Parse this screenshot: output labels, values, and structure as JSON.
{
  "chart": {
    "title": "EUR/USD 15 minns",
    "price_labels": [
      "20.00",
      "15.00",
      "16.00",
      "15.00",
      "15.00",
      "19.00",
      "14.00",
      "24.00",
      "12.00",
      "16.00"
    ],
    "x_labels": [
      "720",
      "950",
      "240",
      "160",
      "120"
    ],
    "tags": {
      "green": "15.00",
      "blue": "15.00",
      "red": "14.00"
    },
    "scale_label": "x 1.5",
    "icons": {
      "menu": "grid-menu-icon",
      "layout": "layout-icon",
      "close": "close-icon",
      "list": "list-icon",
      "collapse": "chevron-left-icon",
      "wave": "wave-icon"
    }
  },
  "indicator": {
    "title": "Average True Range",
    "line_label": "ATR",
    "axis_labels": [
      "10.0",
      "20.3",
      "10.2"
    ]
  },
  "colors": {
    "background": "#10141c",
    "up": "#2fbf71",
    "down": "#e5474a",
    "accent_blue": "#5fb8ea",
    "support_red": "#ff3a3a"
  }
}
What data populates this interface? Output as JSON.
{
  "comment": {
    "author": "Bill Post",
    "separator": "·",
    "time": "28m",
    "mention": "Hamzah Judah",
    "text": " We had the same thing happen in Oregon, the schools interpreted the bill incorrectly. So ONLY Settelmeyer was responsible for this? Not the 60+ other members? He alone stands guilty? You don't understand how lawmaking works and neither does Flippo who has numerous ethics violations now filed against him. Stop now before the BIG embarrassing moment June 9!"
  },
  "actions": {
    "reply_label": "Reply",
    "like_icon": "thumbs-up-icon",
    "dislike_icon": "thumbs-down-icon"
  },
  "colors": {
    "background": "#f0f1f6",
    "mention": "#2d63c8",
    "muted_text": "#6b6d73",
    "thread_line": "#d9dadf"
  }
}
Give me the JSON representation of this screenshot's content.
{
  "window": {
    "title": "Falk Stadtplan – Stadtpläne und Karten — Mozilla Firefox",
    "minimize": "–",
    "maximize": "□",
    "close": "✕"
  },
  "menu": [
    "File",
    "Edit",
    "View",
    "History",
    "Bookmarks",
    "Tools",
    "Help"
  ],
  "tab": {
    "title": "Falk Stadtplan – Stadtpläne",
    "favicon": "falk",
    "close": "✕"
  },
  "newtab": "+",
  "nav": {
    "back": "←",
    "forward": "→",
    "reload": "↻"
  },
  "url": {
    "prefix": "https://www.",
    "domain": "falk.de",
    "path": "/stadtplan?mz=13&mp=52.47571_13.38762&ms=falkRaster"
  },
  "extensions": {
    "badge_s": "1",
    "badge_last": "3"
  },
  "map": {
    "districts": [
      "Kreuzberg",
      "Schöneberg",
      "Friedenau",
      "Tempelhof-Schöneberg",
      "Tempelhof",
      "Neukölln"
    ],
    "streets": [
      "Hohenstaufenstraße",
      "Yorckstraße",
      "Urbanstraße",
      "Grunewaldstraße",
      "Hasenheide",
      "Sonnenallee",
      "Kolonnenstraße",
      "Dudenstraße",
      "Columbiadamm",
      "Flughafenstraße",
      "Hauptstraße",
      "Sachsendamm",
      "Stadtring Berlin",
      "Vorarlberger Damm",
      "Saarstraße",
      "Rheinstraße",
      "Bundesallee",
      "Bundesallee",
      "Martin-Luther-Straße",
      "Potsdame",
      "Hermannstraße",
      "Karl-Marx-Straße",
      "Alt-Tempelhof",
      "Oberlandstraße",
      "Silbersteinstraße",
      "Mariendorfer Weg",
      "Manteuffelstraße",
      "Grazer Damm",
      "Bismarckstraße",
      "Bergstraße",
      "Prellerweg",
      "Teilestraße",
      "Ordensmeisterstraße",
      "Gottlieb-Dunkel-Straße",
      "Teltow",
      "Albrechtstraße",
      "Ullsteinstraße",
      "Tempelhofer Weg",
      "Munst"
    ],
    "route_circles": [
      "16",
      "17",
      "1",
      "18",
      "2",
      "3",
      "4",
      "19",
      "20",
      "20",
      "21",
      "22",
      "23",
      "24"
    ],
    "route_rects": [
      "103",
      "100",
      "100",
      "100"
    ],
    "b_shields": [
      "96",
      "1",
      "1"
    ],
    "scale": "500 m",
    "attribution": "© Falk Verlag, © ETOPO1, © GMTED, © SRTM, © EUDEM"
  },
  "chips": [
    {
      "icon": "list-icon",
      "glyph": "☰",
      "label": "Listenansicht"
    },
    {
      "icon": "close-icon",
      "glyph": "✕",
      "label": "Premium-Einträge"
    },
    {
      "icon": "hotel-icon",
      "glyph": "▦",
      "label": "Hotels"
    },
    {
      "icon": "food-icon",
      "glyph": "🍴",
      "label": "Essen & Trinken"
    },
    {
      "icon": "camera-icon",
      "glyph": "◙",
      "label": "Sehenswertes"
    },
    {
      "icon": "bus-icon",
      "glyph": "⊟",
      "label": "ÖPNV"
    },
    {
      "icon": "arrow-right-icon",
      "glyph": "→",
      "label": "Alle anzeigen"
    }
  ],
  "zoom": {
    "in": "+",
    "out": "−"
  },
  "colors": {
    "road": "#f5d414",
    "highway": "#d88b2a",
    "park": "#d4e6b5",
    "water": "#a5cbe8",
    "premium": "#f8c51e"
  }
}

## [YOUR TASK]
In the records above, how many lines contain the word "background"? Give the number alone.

## [THE ANSWER]
2